**WHAT IS EXPECTED:** Make an exact copy of the data below, leaving out every picture.

____________________

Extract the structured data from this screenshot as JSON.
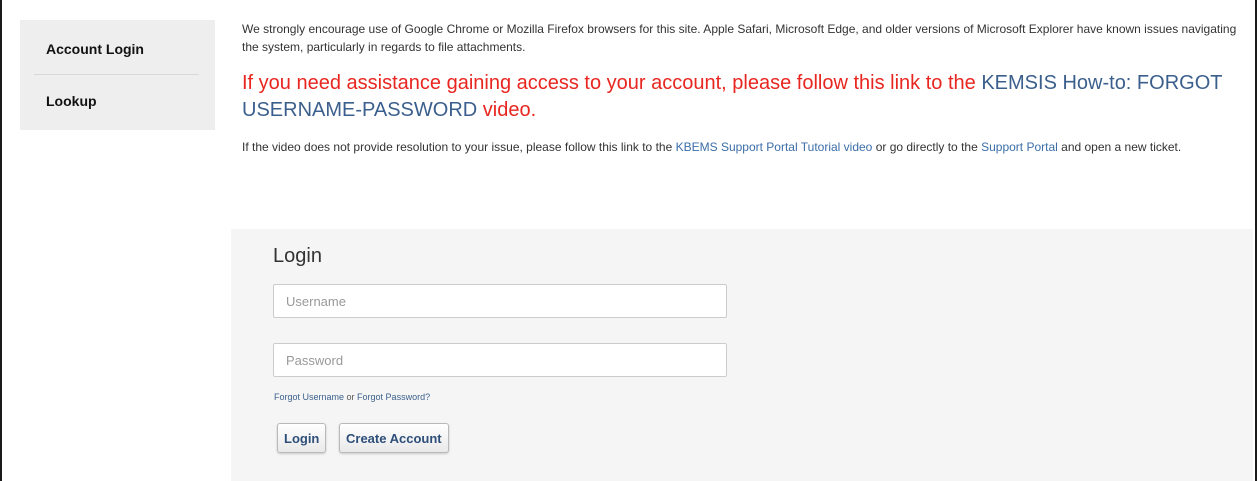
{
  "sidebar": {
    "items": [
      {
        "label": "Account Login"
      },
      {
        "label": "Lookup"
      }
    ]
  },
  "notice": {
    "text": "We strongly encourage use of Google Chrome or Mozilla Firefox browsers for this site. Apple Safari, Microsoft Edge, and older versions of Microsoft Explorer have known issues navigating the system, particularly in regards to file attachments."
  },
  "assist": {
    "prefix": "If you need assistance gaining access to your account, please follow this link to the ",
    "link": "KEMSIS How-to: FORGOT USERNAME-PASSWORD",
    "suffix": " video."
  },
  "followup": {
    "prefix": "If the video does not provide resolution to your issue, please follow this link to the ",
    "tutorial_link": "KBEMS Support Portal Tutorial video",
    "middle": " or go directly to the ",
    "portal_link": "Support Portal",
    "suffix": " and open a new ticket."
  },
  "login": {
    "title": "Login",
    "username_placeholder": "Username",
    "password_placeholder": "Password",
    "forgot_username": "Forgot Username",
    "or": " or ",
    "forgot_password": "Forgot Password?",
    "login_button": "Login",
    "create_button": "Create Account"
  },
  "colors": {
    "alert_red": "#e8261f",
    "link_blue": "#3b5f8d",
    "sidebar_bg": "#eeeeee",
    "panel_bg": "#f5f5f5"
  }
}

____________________

**OUTPUT FOR THIS EXERCISE:**
Extract the structured data from this screenshot as JSON.
{
  "sidebar": {
    "items": [
      {
        "label": "Account Login"
      },
      {
        "label": "Lookup"
      }
    ]
  },
  "notice": {
    "text": "We strongly encourage use of Google Chrome or Mozilla Firefox browsers for this site. Apple Safari, Microsoft Edge, and older versions of Microsoft Explorer have known issues navigating the system, particularly in regards to file attachments."
  },
  "assist": {
    "prefix": "If you need assistance gaining access to your account, please follow this link to the ",
    "link": "KEMSIS How-to: FORGOT USERNAME-PASSWORD",
    "suffix": " video."
  },
  "followup": {
    "prefix": "If the video does not provide resolution to your issue, please follow this link to the ",
    "tutorial_link": "KBEMS Support Portal Tutorial video",
    "middle": " or go directly to the ",
    "portal_link": "Support Portal",
    "suffix": " and open a new ticket."
  },
  "login": {
    "title": "Login",
    "username_placeholder": "Username",
    "password_placeholder": "Password",
    "forgot_username": "Forgot Username",
    "or": " or ",
    "forgot_password": "Forgot Password?",
    "login_button": "Login",
    "create_button": "Create Account"
  },
  "colors": {
    "alert_red": "#e8261f",
    "link_blue": "#3b5f8d",
    "sidebar_bg": "#eeeeee",
    "panel_bg": "#f5f5f5"
  }
}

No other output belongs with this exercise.